    What’s more, the cell phone location data that phone companies routinely keep has been available to law enforcement for a while:

    http://www.newsweek.com/2010/02/18/the-snitch-in-your-pocket.html

    and the government can seize and search your electronic devices (including your phone) at the border:

    http://www.federalcriminaldefenseblog.com/2011/04/articles/searches-seizures/ninth-circuit-upholds-border-searches-of-electronic-devices-hundreds-of-miles-from-border/

  17. Don’t be evil. Unless there’s money to be made.

  18. george says:

    In the end, so long as you’re not forced to carry something that can track you, its kind of a non-issue … if you don’t like being tracked, don’t use the product. [Disclosure: smugness comes from not using any such products myself].

  19. PJ says:

    The difference here is that Apple is keeping a log on the iPhone that won’t be truncated and will be transfered to your backup.

    This means that a spouse, parent, girlfriend, boyfriend, employer, cop, or a border agent could get access to it, all who would be able to tie the information to a certain person.

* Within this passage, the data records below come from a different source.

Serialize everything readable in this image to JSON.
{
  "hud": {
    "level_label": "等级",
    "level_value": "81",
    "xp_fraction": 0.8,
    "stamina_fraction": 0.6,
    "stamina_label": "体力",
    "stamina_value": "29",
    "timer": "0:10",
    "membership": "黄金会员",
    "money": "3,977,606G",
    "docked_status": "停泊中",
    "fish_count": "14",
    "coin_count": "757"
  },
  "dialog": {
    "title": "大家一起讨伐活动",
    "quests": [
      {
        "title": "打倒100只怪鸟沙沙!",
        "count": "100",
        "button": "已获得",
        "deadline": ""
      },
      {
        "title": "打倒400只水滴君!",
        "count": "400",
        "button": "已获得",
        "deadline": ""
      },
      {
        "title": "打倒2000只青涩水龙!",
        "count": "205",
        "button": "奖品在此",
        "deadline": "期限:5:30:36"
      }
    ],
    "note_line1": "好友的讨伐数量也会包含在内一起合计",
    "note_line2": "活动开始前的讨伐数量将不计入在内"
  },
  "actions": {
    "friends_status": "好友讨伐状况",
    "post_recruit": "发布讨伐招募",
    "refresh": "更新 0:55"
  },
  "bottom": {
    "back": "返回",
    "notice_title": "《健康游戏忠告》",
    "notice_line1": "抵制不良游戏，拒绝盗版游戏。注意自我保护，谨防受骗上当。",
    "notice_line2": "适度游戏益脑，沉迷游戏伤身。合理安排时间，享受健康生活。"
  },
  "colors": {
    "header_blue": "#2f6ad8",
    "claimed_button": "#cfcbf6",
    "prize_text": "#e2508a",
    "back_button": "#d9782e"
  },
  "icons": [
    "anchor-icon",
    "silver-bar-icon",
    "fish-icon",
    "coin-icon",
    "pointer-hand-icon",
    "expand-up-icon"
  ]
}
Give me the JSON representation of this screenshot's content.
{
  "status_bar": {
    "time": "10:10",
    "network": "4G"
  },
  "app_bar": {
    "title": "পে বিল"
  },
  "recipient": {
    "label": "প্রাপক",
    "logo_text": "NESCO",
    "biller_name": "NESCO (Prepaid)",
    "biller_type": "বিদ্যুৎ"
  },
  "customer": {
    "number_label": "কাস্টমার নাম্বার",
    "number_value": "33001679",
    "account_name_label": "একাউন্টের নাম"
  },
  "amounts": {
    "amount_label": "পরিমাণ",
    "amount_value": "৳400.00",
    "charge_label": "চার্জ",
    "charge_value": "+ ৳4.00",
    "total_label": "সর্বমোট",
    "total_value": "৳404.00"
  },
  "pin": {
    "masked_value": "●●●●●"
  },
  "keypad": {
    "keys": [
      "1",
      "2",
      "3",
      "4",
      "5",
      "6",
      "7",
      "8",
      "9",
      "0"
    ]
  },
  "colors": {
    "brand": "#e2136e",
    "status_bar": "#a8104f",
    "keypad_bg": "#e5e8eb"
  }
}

    The problem with the same information ending up in Google or Apple’s vast databases is a different one.

  20. michael reynolds says:

    I think it’s time to admit — and I’ve come to it very reluctantly — that old notions of privacy are done for. We’re going back to still older notions of privacy, the rather minimal version that predominated in ancient village life.

    For most of human history a man’s entire life was an open book within the community or tribe or village. With urbanization and with the growth of a middle class (individuals with homes made of multiple rooms, a separation between work and home,) we developed a different view of privacy that bordered on anonymity.

    And now we’re reverting to an earlier state.

  21. rodney dill says:

    I for one welcome our predatory marketing overlords

  22. mpw280 says:

    It gets especially fun when cops in Michigan carry electronic interrogators than raid your phones data and load it into their machines. How they come to the conclusion that raiding your phone is legal is a huge stretch, but they believe they have the right to any data on your phone because they want it. Now how long is it before they start writing tickets based on the data in your cars computer? mpw

  23. Dave says:

    …governments want it so they can control and track us

    What, exactly, would the government do with this information?

  24. mpw280 says:

    dave, ever hear of mileage taxing? That is just one quick example. Child porn, speeding, curfew, dui, how much can they do, who knows. Give them time and they will find a use, if only to raise revenue. mpw

  25. Dave says:

    dave, ever hear of mileage taxing? That is just one quick example. Child porn, speeding, curfew, dui, how much can they do, who knows. Give them time and they will find a use, if only to raise revenue. mpw

    Mileage taxing wouldn’t be run off of a phone tracking device. Unless the government voted to pass a tax on walking.

    And sorry, but if the government decides to crack down on my child porn and DUI habits that’s ok with me.

  26. john personna says:

    For most of human history a man’s entire life was an open book within the community or tribe or village. With urbanization and with the growth of a middle class (individuals with homes made of multiple rooms, a separation between work and home,) we developed a different view of privacy that bordered on anonymity.

    And now we’re reverting to an earlier state.

    This is a popular story arc, and I think I’ve told it myself. But it could be a little worse. It would take a really dedicated village of gossips to communicate our grocery receipts as efficiently as the computers.

  27. michael reynolds says:

    JP:

    Some ground millet and a rat. Back in the day everyone knew exactly what everyone else was eating.

    But yeah, this is going to be extremely detailed data. Where you are, where you were, what you bought, what you saw, heard and smelled.

  28. With all of the new technology that keeps coming out, we are going to have tons of security and privacy issues down the road.